Your instructions: When you copy the entries, match them exactly and omit the pictures.

Entries provided:
********************

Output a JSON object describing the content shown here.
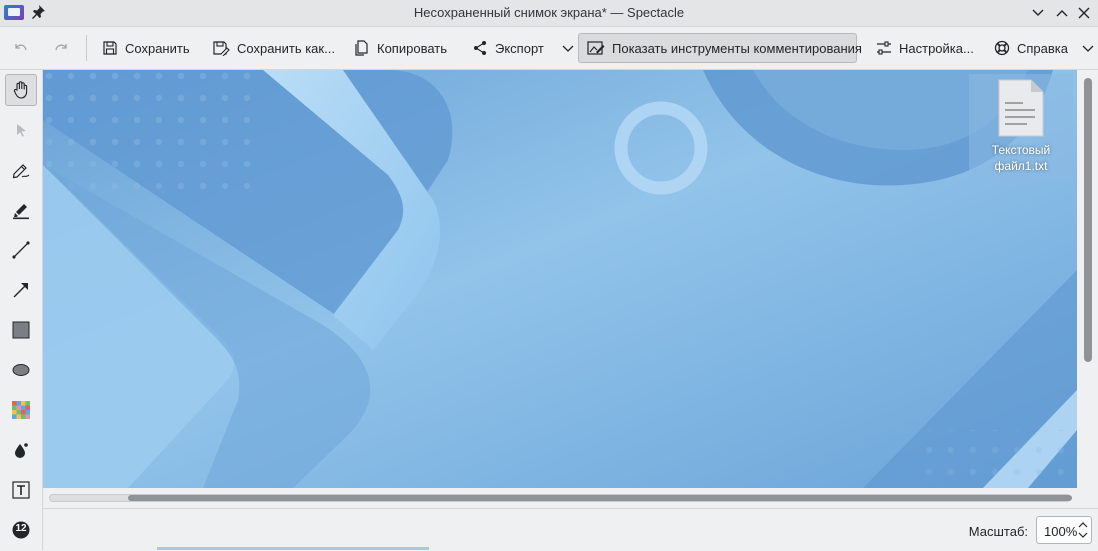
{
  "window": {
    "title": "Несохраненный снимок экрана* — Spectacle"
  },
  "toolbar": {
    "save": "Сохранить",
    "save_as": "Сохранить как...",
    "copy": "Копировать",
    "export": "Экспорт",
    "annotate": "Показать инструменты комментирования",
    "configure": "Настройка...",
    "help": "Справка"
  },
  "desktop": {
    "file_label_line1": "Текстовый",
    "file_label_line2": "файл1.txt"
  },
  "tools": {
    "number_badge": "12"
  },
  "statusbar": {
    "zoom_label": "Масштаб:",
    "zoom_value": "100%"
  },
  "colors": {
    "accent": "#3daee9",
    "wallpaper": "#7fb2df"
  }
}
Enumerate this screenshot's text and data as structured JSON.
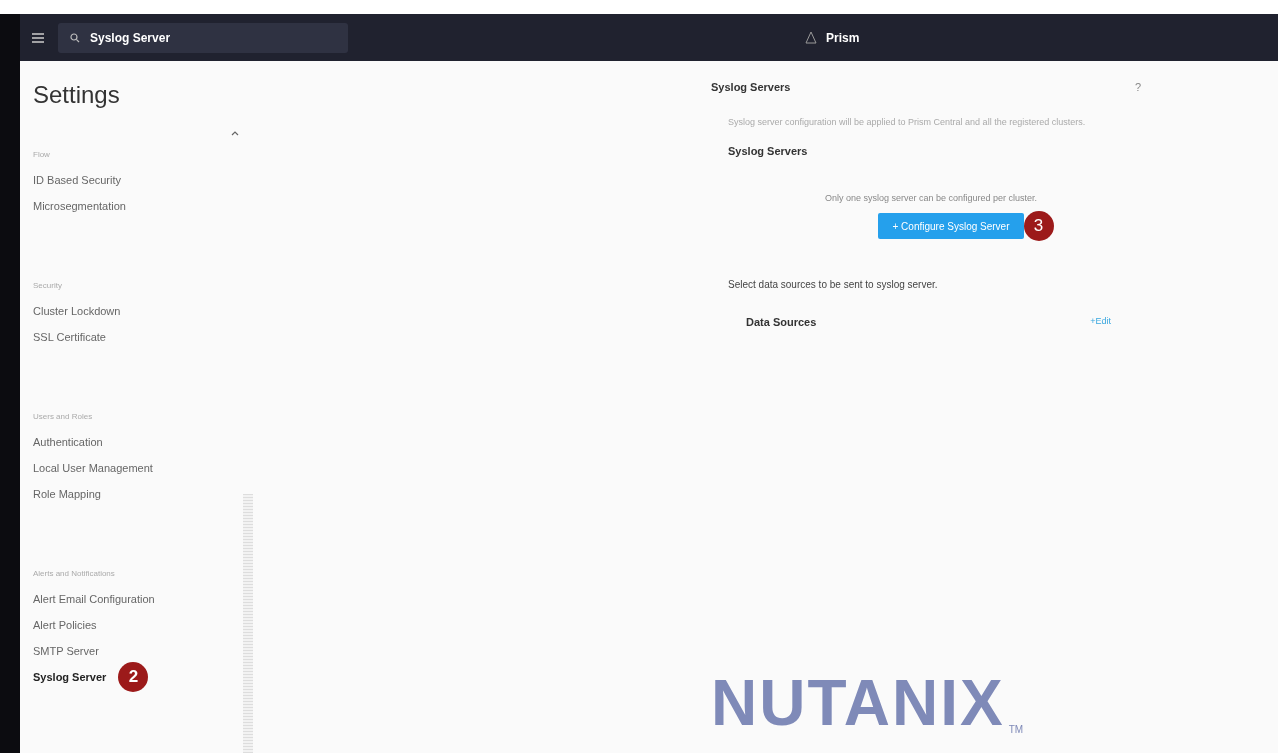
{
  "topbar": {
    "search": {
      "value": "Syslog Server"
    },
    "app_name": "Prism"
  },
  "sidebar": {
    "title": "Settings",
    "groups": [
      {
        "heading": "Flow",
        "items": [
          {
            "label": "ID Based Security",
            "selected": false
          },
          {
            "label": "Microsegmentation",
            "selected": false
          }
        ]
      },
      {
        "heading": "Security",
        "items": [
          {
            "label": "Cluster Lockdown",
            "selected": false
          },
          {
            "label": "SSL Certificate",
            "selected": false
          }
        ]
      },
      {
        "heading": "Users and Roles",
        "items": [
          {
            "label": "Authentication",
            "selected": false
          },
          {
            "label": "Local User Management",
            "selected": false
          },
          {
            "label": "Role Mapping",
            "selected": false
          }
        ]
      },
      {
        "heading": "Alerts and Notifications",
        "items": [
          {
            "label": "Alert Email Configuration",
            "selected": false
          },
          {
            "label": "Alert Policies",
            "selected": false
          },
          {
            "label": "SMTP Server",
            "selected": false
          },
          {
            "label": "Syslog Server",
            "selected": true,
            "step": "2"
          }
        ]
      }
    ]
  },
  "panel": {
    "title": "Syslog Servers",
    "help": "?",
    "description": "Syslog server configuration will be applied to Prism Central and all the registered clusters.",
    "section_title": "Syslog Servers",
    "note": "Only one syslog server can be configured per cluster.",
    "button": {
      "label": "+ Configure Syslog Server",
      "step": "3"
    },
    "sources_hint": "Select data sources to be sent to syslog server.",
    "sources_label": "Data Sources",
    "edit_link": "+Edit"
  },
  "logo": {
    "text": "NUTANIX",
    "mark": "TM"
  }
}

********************

Result for this exercise:
Output a JSON object describing the content shown here.
{
  "window": {
    "title": "Несохраненный снимок экрана* — Spectacle"
  },
  "toolbar": {
    "save": "Сохранить",
    "save_as": "Сохранить как...",
    "copy": "Копировать",
    "export": "Экспорт",
    "annotate": "Показать инструменты комментирования",
    "configure": "Настройка...",
    "help": "Справка"
  },
  "desktop": {
    "file_label_line1": "Текстовый",
    "file_label_line2": "файл1.txt"
  },
  "tools": {
    "number_badge": "12"
  },
  "statusbar": {
    "zoom_label": "Масштаб:",
    "zoom_value": "100%"
  },
  "colors": {
    "accent": "#3daee9",
    "wallpaper": "#7fb2df"
  }
}
Enumerate this screenshot's text and data as structured JSON.
{
  "topbar": {
    "search": {
      "value": "Syslog Server"
    },
    "app_name": "Prism"
  },
  "sidebar": {
    "title": "Settings",
    "groups": [
      {
        "heading": "Flow",
        "items": [
          {
            "label": "ID Based Security",
            "selected": false
          },
          {
            "label": "Microsegmentation",
            "selected": false
          }
        ]
      },
      {
        "heading": "Security",
        "items": [
          {
            "label": "Cluster Lockdown",
            "selected": false
          },
          {
            "label": "SSL Certificate",
            "selected": false
          }
        ]
      },
      {
        "heading": "Users and Roles",
        "items": [
          {
            "label": "Authentication",
            "selected": false
          },
          {
            "label": "Local User Management",
            "selected": false
          },
          {
            "label": "Role Mapping",
            "selected": false
          }
        ]
      },
      {
        "heading": "Alerts and Notifications",
        "items": [
          {
            "label": "Alert Email Configuration",
            "selected": false
          },
          {
            "label": "Alert Policies",
            "selected": false
          },
          {
            "label": "SMTP Server",
            "selected": false
          },
          {
            "label": "Syslog Server",
            "selected": true,
            "step": "2"
          }
        ]
      }
    ]
  },
  "panel": {
    "title": "Syslog Servers",
    "help": "?",
    "description": "Syslog server configuration will be applied to Prism Central and all the registered clusters.",
    "section_title": "Syslog Servers",
    "note": "Only one syslog server can be configured per cluster.",
    "button": {
      "label": "+ Configure Syslog Server",
      "step": "3"
    },
    "sources_hint": "Select data sources to be sent to syslog server.",
    "sources_label": "Data Sources",
    "edit_link": "+Edit"
  },
  "logo": {
    "text": "NUTANIX",
    "mark": "TM"
  }
}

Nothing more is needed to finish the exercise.